An EB-5 investment is one of the fastest ways to obtain permanent residency status in the United States. However, that doesn’t mean the process is quick. Typically, the entire process takes at least two years, sometimes even up to 15 years if United States Citizenship and Immigration Services (USCIS) has not listed the investor’s country as “current” in their Visa Bulletin, published monthly. But those seeking a green card through an EB5 investment have a faster option: an expedited EB-5 project.
An expedited EB-5 project is an EB-5 project designated by USCIS as demonstrating either to be of compelling interest to the U.S. government or fulfilling an urgent humanitarian need. This allows a project to access EB-5 investment funds quicker to facilitate a faster construction timeline.
With this designation, investors need only wait two to four months for I-526 processing, instead of the typical two years. Instead of waiting for adjudication from USCIS, with the EB-5 program and the world subject to changes during that period, with an expedited project, an EB-5 investor can not only support a humanitarian cause but also help their family gain quicker access to the United States’ top education and medical systems. But there are things an investor ought to know about expedited EB-5 projects before diving in.
How Does a Project Qualify?
First, a high-ranking U.S. government official — the head of an entire agency or even a member of cabinet — must give the owner of the project a letter detailing the benefits the United States will receive from said project and why EB-5 capital must be released so quickly to the project. The letter should be accompanied by a sample of a completed I-526 petition to secure exemplar status, as well as a cover letter providing evidence to support the expedited release of EB-5 capital. The request for expedited status must be submitted as an I-924 petition. Once all that is done, USCIS must respond in 90 days.
Problems to Consider
Expedited status does not unlock more available visas for the EB-5 investment program. So, if an investor is from a backlogged country, not even having expedited status will change their wait times. Expedited projects also tend to carry higher financial and immigration risks than normal EB-5 projects. Furthermore, USCIS still subjects EB-5 investors to the same intense level of scrutiny, or even more, when evaluating their I-526 petitions for expedited projects.
But there are ways for investors to plan ahead and perform greater due diligence when considering an expedited project.
Due Diligence: Immigration Risk
With an expedited EB5 investment project, investors must still demonstrate that their EB-5 investment funds created at least 10 new full-time jobs for U.S. workers. EB-5 projects list the number of jobs they project to be created by each EB-5 investor. Investors should look at where the created jobs are coming from, as well as how many jobs they project owner expects the investor’s capital to create. If the number is close to 10, the investor risks potentially not creating enough jobs to meet their immigration requirement. Look for projects that plan higher job creation for each EB-5 investor to reduce this risk.
EB-5 investment participants should evaluate the experience level of the central actors involved in a potential project as well as their records of successfully completing previous EB-5-funded projects. If the expedited project is working with an EB-5 regional center, investors should ascertain what percentage of I-526 and I-829 petitions were approved by said regional center’s previous projects.
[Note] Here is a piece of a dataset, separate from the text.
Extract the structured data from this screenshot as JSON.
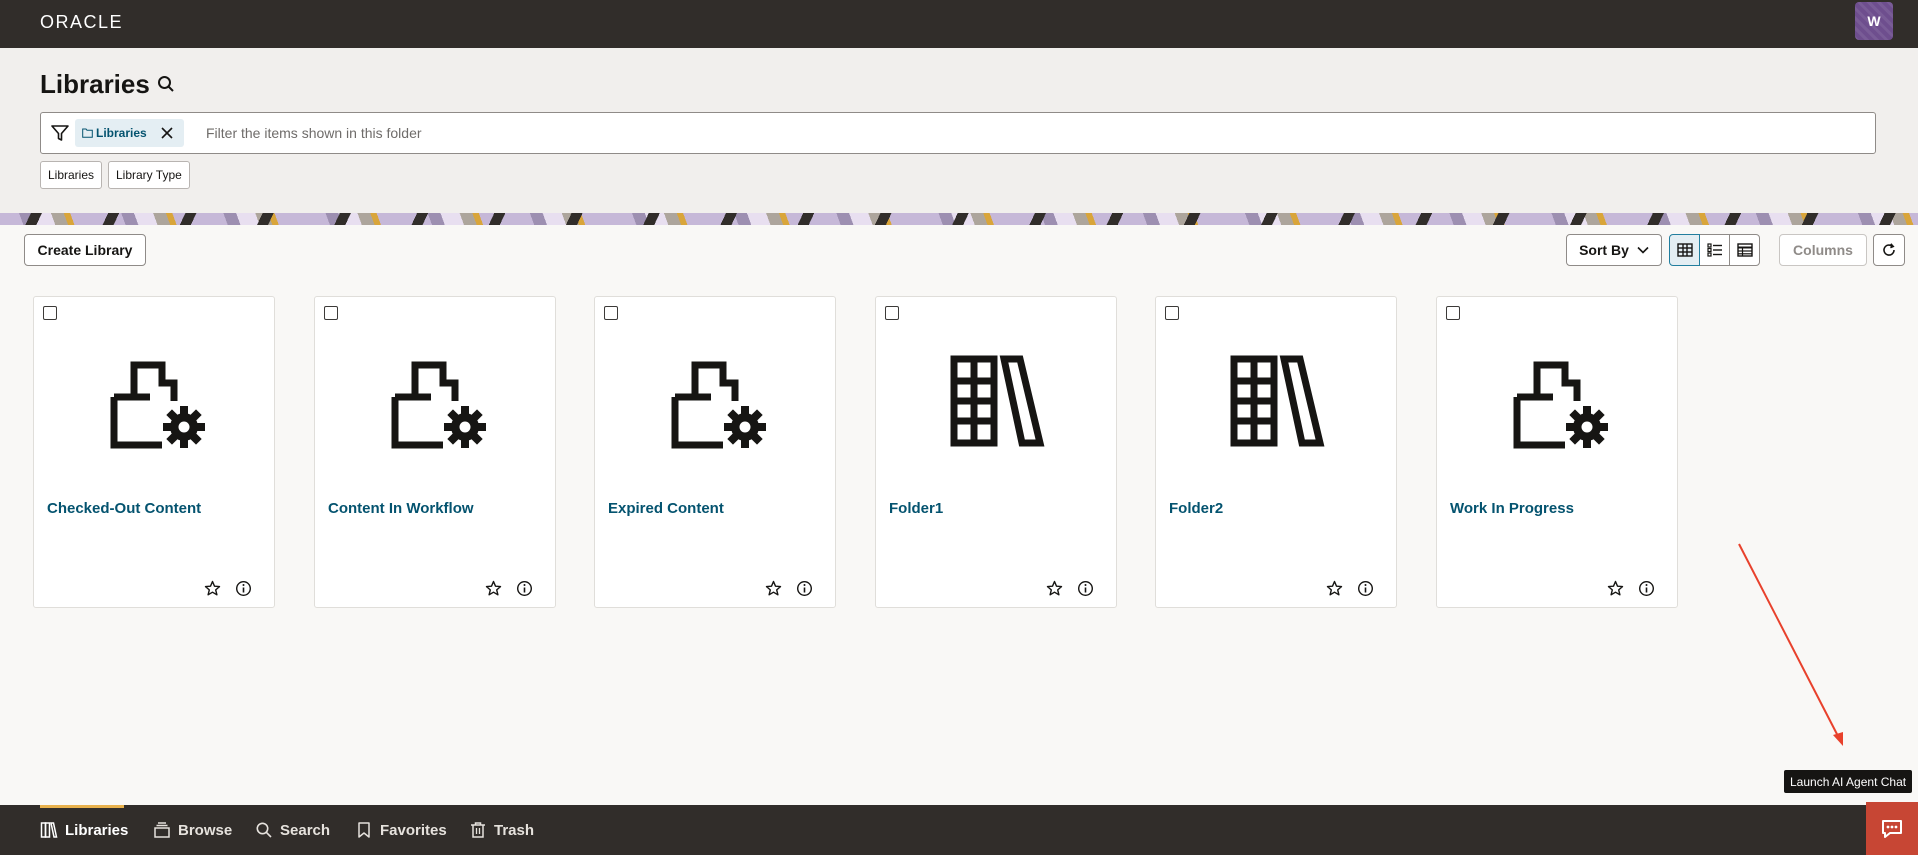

Other ways to perform due diligence and mitigate the immigration risk of an expedited EB-5 project include:
- Finding out whether the project company actually owns the land the project is built upon
- Making sure the expedited project has procured all approvals and licenses that are required for construction
- Looking into the overall funding of the project to ensure the developer has sufficient capital to complete construction
Due Diligence: Financial Risk
Typically, the financial risk for an EB-5 investor is greater in an expedited project because expedited status may only be granted to an EB-5 project if the EB-5 capital in question is deemed absolutely essential to the project’s construction and operation. Safer EB-5 projects are those that only use EB-5 capital to replace equity or debt, not actually fund the essential elements of construction. A lower percentage of EB-5 capital in the overall project funding means a safer project for E-5 investors.
Due to this increased financial risk, investors should look for means to provide greater protection for their investment when considering an expedited EB-5 investment project, such as the following:
- Finding out whether the expedited EB-5 project secures the investor’s EB-5 investment with real estate or other tangible assets
- Taking a closer look at the project’s cash flow to better assess the financial risk
- Signing a guaranty with an expedited project that, should the investor’s I-526 petition be denied, the money from their EB5 investment will be returned to them
- Looking for a project with a completion guaranty
In any case, when considering an expedited EB5 investment project, investors should make sure they know how and when their money will be paid back
Is an Expedited EB-5 Project Right for My Family?
Expedited EB-5 projects come with high risks and several disadvantages, but they can be an attractive opportunity for investors who truly need fast adjudication, such as those who are already residing in the United States but whose visa set to expire. Investors should work with an immigration attorney experienced in the EB-5 investment program and do as much due diligence and investigation of project documentation as they can to decide whether or not an expedited EB-5 project is the best choice for themselves and their family.